When factoring in average maintenance, repair and taxes along with yearly driving and idling time into the overall operational costs, EVs are low total cost vehicles to own and operate. With fewer moving parts than an internal combustion engine, EVs require far less maintenance. For operations, this means increased uptime and profits. 

To help operations make the transition, many states, municipalities and utilities offer commercial entities incentives (rebates, grants and tax credits) to acquire EVs. In addition, the Inflation Reduction Act provides a tax credit to offset the cost of certain qualified commercial clean vehicles placed in service before 2033.  

Range anxiety: Can you get the job done?

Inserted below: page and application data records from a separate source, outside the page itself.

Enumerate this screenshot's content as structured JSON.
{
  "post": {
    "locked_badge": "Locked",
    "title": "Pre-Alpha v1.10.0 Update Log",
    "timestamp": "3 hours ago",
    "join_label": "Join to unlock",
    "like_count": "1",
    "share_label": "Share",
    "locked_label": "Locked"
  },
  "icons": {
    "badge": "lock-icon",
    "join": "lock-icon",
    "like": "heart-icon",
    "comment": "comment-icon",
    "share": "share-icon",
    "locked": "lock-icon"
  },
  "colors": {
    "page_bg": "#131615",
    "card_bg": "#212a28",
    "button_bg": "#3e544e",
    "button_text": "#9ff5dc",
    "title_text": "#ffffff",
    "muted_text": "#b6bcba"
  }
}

Across industries, time is money. And that means relying on electric vehicles that are ready to move when you are. Vehicle range will always fluctuate based on factors such as payload, climate and driving conditions, but depending on vehicle model, the ranges of today’s commercial EVs are less of a concern, especially when deployed in the right applications. Most organizations do not need hundreds of miles; 40 to 60 miles of range between charges is more than sufficient to get the job done.

Logistics companies making cross-state and city deliveries will need vehicles with substantial range and high speeds. However, for last-mile applications, right-sized, right-speed low-speed vehicles (LSVs)  may be the best solution for local deliveries. On congested, traffic-controlled streets, LSVs travel across town just as quickly as a standard vehicle. They have become the vehicle of choice for many municipalities, corporations, colleges and universities looking for small scale, sustainable vehicles.

For municipalities, warehouses, tarmacs and industrial parks that require considerable towing and hauling, a traditional full-size internal combustion (ICE) truck or tow tractor also is not the only option. Electric utility vehicles, burden carriers and tow tractors have towing and hauling comparable to these ICE alternatives, but without the carbon emissions, and with smaller dimensions to fit through tight corridors and narrow aisles.

Additionally, battery options provide greater flexibility for vehicle distance. They have lithium-ion battery packs that provide upward of 95 miles of range between charges. Incorporating solar panels will further extend vehicle range by adding 2 miles of charge per hour while vehicles are in direct sunlight.

Infrastructure: Are you ready to go electric?

One of the largest barriers to going electric is charging access and infrastructure updates. The good news is infrastructure changes may not be necessary. While full-size highway commercial vehicles may need additional charging capabilities, many other operations and municipalities can charge commercial vehicles sufficiently overnight  through standard 120– or 110-volt AC outlets, with many industrial vehicles using the same charging infrastructure.

Some vehicles use the same charging infrastructure as electric cars, while others have an on-board charger that plugs into a 110V wall outlet, the same used for a smartphone. For operations requiring greater charging capabilities such as fast charging, additional options are available. Many states and counties provide charging infrastructure incentives that include rebates, technical support and even free or discounted charging stations.

With heightened environmental concerns and a growing desire for cleaner mobility, demand for EVs has grown exponentially over the past decade and has no signs of slowing down. And with an increase in vehicle options available, greater accessibility and financial incentives, going electric is one sustainable goal that consumers, businesses, and municipalities can check off with confidence.